Daniel Cattanach won Govdelivery's Communicator of the Year award for his work at Bath and North East Somserset Council. Video has played an important part in his work over the past 12-months.
by Daniel Cattanach
So you really want to make some great online videos, like the kind you’ve seen on social media and websites? But you probably think it’s too hard, too expensive and too time-consuming, right? Wrong.
Have a scan through the clips and tips below for a little inspiration which may help you to fast forward and achieve your vision.
- Don’t keep it under your hat
You already know how to cut through the fog of corporate reports to deliver a clear and engaging story; you wouldn’t shy away from producing a press release, so there’s no reason not to make the natural progression to video. You’re full of bright ideas – go ahead. Let them shine.
2. Seal it with a K.I.S.S. (Keep It Short & Simple)
With a number of key social media platforms optimising content of around 15-20 seconds – as a result of audiences’ short attention spans – you really want your video to get to the point quickly with an easily understandable message. Having that clear vision in mind also makes it easier for you to film – like the video above which was shot in just one take.
3. Be inspired – not intimidated – try out different channels
When the ultra-short video channel Vine first burst onto the scene, the thought of trying to convey a message in just six seconds seemed mind-boggling.

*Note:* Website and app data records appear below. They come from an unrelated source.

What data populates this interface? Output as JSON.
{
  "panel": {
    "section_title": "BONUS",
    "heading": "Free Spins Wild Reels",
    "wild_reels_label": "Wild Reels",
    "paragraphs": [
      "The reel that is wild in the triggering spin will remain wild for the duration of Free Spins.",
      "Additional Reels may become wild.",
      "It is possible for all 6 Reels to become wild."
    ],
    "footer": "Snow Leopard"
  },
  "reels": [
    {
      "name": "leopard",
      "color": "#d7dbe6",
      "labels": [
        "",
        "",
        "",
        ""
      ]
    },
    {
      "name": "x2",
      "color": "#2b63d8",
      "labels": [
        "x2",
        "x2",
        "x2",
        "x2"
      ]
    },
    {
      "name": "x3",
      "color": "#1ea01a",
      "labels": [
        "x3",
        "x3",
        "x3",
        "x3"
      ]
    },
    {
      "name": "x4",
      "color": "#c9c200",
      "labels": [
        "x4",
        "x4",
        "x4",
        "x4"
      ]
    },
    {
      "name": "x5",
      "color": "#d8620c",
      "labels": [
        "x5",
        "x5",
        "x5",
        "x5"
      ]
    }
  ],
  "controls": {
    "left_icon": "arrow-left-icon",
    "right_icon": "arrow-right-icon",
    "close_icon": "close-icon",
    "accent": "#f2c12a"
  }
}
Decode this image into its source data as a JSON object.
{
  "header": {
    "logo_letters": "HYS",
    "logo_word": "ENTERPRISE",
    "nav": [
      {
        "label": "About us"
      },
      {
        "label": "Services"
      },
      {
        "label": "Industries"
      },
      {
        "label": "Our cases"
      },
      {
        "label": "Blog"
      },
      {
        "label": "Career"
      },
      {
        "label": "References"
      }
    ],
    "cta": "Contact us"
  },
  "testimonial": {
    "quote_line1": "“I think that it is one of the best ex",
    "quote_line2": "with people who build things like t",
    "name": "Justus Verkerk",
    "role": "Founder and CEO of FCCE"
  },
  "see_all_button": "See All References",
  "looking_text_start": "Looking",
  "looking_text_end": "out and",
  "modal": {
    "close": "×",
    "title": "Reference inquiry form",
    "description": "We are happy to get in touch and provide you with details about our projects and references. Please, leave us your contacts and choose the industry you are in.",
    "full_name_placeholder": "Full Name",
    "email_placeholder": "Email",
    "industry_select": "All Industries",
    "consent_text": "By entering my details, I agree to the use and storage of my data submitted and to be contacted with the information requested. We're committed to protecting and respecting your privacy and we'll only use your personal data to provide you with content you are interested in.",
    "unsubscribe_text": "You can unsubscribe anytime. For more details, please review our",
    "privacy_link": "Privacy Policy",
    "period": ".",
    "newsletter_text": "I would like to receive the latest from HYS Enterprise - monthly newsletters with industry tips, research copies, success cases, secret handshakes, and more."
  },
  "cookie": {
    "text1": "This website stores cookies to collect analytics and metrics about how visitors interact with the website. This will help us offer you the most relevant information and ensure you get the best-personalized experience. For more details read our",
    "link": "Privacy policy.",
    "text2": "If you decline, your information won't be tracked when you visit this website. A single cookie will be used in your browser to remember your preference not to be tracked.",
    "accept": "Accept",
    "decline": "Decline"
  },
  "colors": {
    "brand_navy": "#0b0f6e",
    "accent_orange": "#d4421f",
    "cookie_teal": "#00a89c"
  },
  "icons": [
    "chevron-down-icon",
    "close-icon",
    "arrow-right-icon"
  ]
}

But rather than attempting to do a hatchet-job on your three-minute-long YouTube video, think about how you can make shorter formats work for you across alternative social media channels – and enhance your communications offer.
4. Serve up something seasonal
Whether it’s tapping into #Strictly or cooking up something sweet for #BakeOff, it’s good to tune into what makes your audience tick. But don’t just unashamedly jump on the bandwagon – carefully consider how you can make the most of trends, seasonal activities and special events; to add value to your campaigns.
5. Reflect on the silent movie greats
The habit of watching video without sound has become more prevalent – especially with social media channels supporting the autoplay of short films in feeds. Whilst this may increase the need for subtitles to accompany any spoken word content, it also focuses the mind on playing to the strengths of the visual medium – to help your creations stand out amongst the rest of the chatter.
6. Take your film studio with you – wherever you go
With modern smartphones offering the power to shoot, edit and publish videos in the palm of your hand, you don’t need to worry about lugging around loads of equipment (or a costly film crew). Keep your camera close to hand – whether on your way to a meeting, walking the dog or even enjoying an ice-cream – you never know when inspiration might strike. What used to be a “Kodak moment” could turn out to be your next big production.
7. Play to your strengths
It needn’t cost a lot to bring your ideas to life. Look around you for inspiration, support and props – your hobbies, your friends, your partner, your kids and their toys. Whatever you can lay your hands on (within reason) – if it seems like fun, then chances are that your audience will love it too.
8. Put your faith in others
You may be facing increased pressures on already strained resources – but nobody can do everything. If someone offers to help bring your idea to life and/or feels inspired enough to create their own videos, then nurture their shared passion. Get away from the mindset that only “comms people” can do it – your colleagues from other teams are likely to know their audiences well and may need only a little guidance to make that connection. Don’t be a control freak – learn to let go of the reigns so that great ideas can fly.
9. Spread the word
So you’ve plastered your video across all the corporate social media feeds that you run (such as auto-playing via Twitter and Facebook, along with your YouTube channel, homepage and email bulletin), but what about offering it to other feeds/ channels? Not just colleagues from different teams inside your organisation, but also partners and stakeholders who have a shared interest in the subject matter. They’re likely to jump at the chance to promote engaging content which their followers could like enough to share – thereby driving interest in their social media presence and potentially drawing more people to join their online community.
10. Get the right name in the frame
You wouldn’t send out a finely-crafted news release with a boring headline, so don’t give your video a downbeat title that could be a turn-off for your potential viewers. Although it’s a good idea to think of something which helps explain what your vid is about, it can also help to have a title that helps your masterpiece stand out from the crowd – rather than falling as flat as a pancake.
Daniel Cattanach is news and media manager at Bath and North East Somerset Council.
Picture credit: US National Archives / Flickr